**Work request**
Word for word, restate all the records; images are not part of the copy.

**Stored data**
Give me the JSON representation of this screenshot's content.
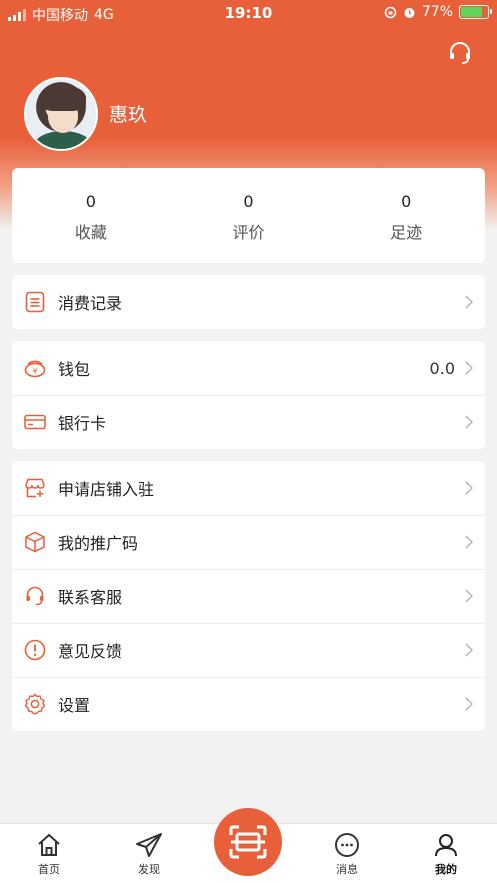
{
  "status_bar": {
    "carrier": "中国移动",
    "network": "4G",
    "time": "19:10",
    "battery": "77%"
  },
  "profile": {
    "username": "惠玖"
  },
  "stats": [
    {
      "value": "0",
      "label": "收藏"
    },
    {
      "value": "0",
      "label": "评价"
    },
    {
      "value": "0",
      "label": "足迹"
    }
  ],
  "menu": {
    "records": {
      "label": "消费记录"
    },
    "wallet": {
      "label": "钱包",
      "value": "0.0"
    },
    "bank_card": {
      "label": "银行卡"
    },
    "apply_store": {
      "label": "申请店铺入驻"
    },
    "promo_code": {
      "label": "我的推广码"
    },
    "contact_service": {
      "label": "联系客服"
    },
    "feedback": {
      "label": "意见反馈"
    },
    "settings": {
      "label": "设置"
    }
  },
  "tabbar": {
    "home": "首页",
    "discover": "发现",
    "messages": "消息",
    "mine": "我的"
  },
  "colors": {
    "accent": "#e8603a",
    "background": "#f2f2f2"
  }
}
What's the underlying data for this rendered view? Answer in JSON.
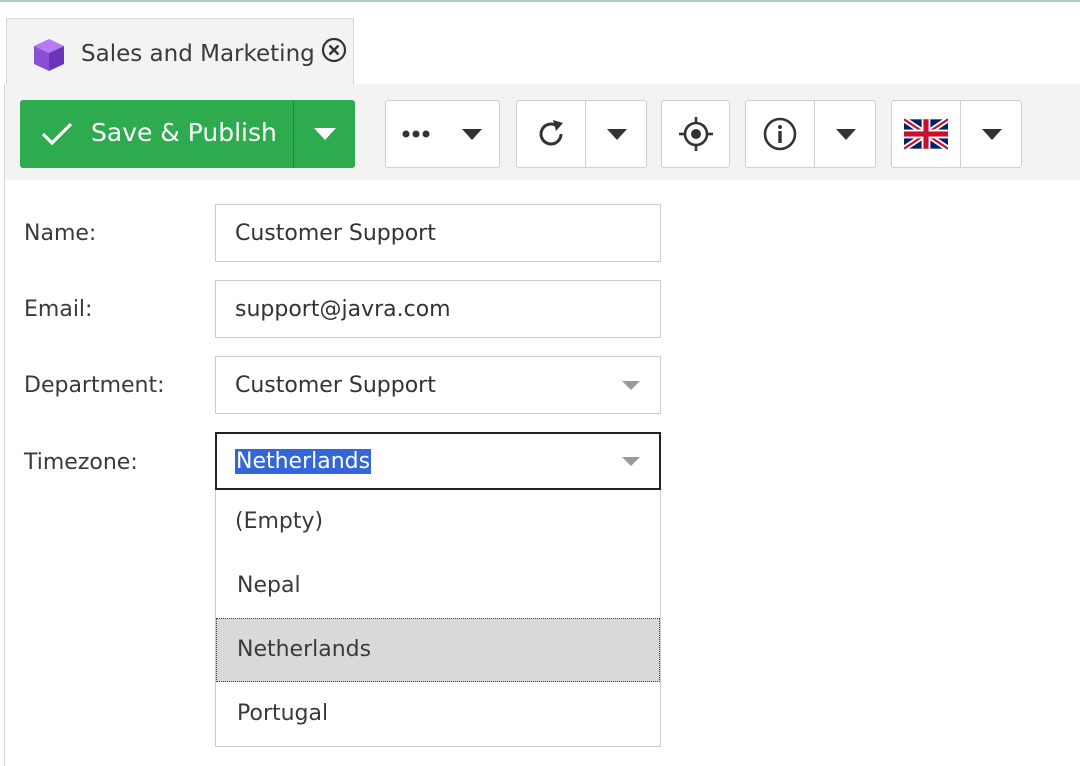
{
  "tab": {
    "title": "Sales and Marketing",
    "icon": "cube-icon",
    "close_icon": "close-circle-icon",
    "icon_color": "#8a4fd6"
  },
  "toolbar": {
    "save_label": "Save & Publish",
    "save_color": "#2eaa4f",
    "buttons": [
      "more-options-icon",
      "reload-icon",
      "locate-icon",
      "info-icon",
      "uk-flag-icon"
    ]
  },
  "form": {
    "name": {
      "label": "Name:",
      "value": "Customer Support"
    },
    "email": {
      "label": "Email:",
      "value": "support@javra.com"
    },
    "department": {
      "label": "Department:",
      "value": "Customer Support"
    },
    "timezone": {
      "label": "Timezone:",
      "value": "Netherlands"
    }
  },
  "timezone_dropdown": {
    "options": [
      "(Empty)",
      "Nepal",
      "Netherlands",
      "Portugal"
    ],
    "highlighted": "Netherlands"
  }
}
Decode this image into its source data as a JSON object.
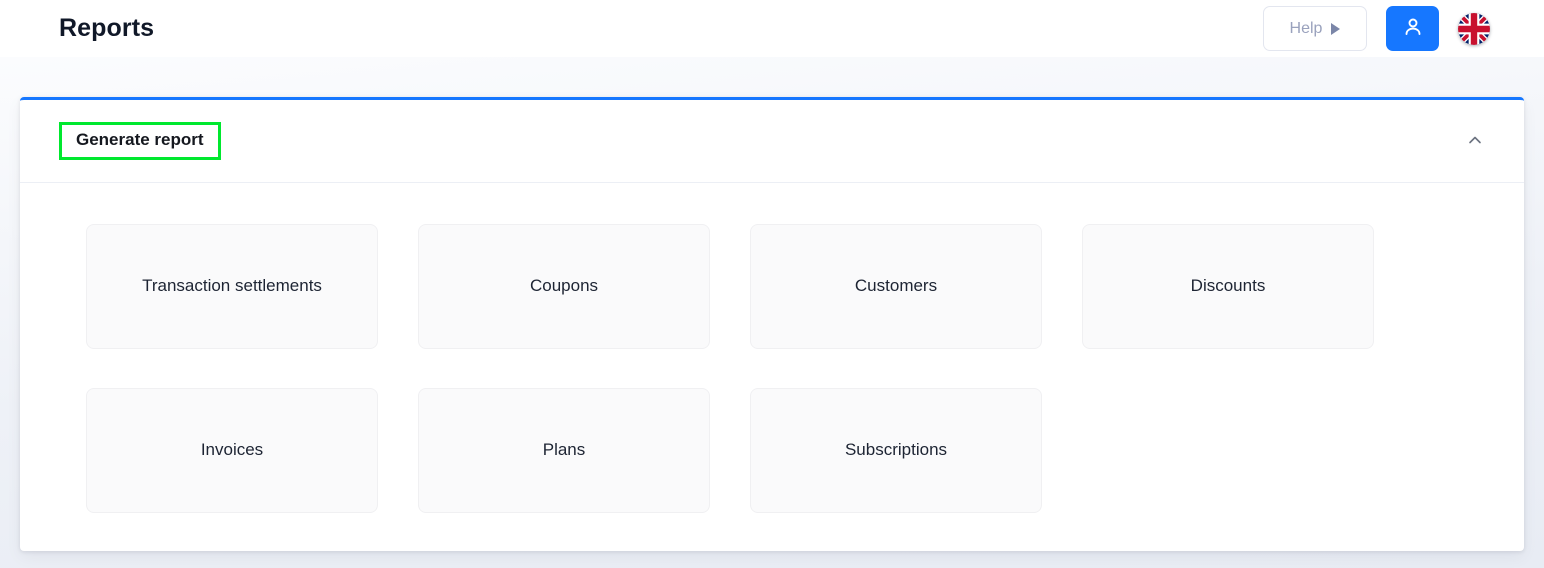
{
  "header": {
    "title": "Reports",
    "help_label": "Help",
    "help_caret_icon": "triangle-right-icon",
    "user_icon": "user-avatar-icon",
    "flag_icon": "uk-flag-icon",
    "accent_color": "#1677ff"
  },
  "panel": {
    "title": "Generate report",
    "highlight_color": "#00e82e",
    "accent_top_border": "#1677ff",
    "collapse_icon": "chevron-up-icon",
    "cards": [
      {
        "label": "Transaction settlements"
      },
      {
        "label": "Coupons"
      },
      {
        "label": "Customers"
      },
      {
        "label": "Discounts"
      },
      {
        "label": "Invoices"
      },
      {
        "label": "Plans"
      },
      {
        "label": "Subscriptions"
      }
    ]
  }
}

**Answer space**
Give me the JSON representation of this screenshot's content.
{
  "status_bar": {
    "carrier": "中国移动",
    "network": "4G",
    "time": "19:10",
    "battery": "77%"
  },
  "profile": {
    "username": "惠玖"
  },
  "stats": [
    {
      "value": "0",
      "label": "收藏"
    },
    {
      "value": "0",
      "label": "评价"
    },
    {
      "value": "0",
      "label": "足迹"
    }
  ],
  "menu": {
    "records": {
      "label": "消费记录"
    },
    "wallet": {
      "label": "钱包",
      "value": "0.0"
    },
    "bank_card": {
      "label": "银行卡"
    },
    "apply_store": {
      "label": "申请店铺入驻"
    },
    "promo_code": {
      "label": "我的推广码"
    },
    "contact_service": {
      "label": "联系客服"
    },
    "feedback": {
      "label": "意见反馈"
    },
    "settings": {
      "label": "设置"
    }
  },
  "tabbar": {
    "home": "首页",
    "discover": "发现",
    "messages": "消息",
    "mine": "我的"
  },
  "colors": {
    "accent": "#e8603a",
    "background": "#f2f2f2"
  }
}
What's the underlying data for this rendered view? Answer in JSON.
{
  "tab": {
    "title": "Sales and Marketing",
    "icon": "cube-icon",
    "close_icon": "close-circle-icon",
    "icon_color": "#8a4fd6"
  },
  "toolbar": {
    "save_label": "Save & Publish",
    "save_color": "#2eaa4f",
    "buttons": [
      "more-options-icon",
      "reload-icon",
      "locate-icon",
      "info-icon",
      "uk-flag-icon"
    ]
  },
  "form": {
    "name": {
      "label": "Name:",
      "value": "Customer Support"
    },
    "email": {
      "label": "Email:",
      "value": "support@javra.com"
    },
    "department": {
      "label": "Department:",
      "value": "Customer Support"
    },
    "timezone": {
      "label": "Timezone:",
      "value": "Netherlands"
    }
  },
  "timezone_dropdown": {
    "options": [
      "(Empty)",
      "Nepal",
      "Netherlands",
      "Portugal"
    ],
    "highlighted": "Netherlands"
  }
}
Decode this image into its source data as a JSON object.
{
  "header": {
    "title": "Reports",
    "help_label": "Help",
    "help_caret_icon": "triangle-right-icon",
    "user_icon": "user-avatar-icon",
    "flag_icon": "uk-flag-icon",
    "accent_color": "#1677ff"
  },
  "panel": {
    "title": "Generate report",
    "highlight_color": "#00e82e",
    "accent_top_border": "#1677ff",
    "collapse_icon": "chevron-up-icon",
    "cards": [
      {
        "label": "Transaction settlements"
      },
      {
        "label": "Coupons"
      },
      {
        "label": "Customers"
      },
      {
        "label": "Discounts"
      },
      {
        "label": "Invoices"
      },
      {
        "label": "Plans"
      },
      {
        "label": "Subscriptions"
      }
    ]
  }
}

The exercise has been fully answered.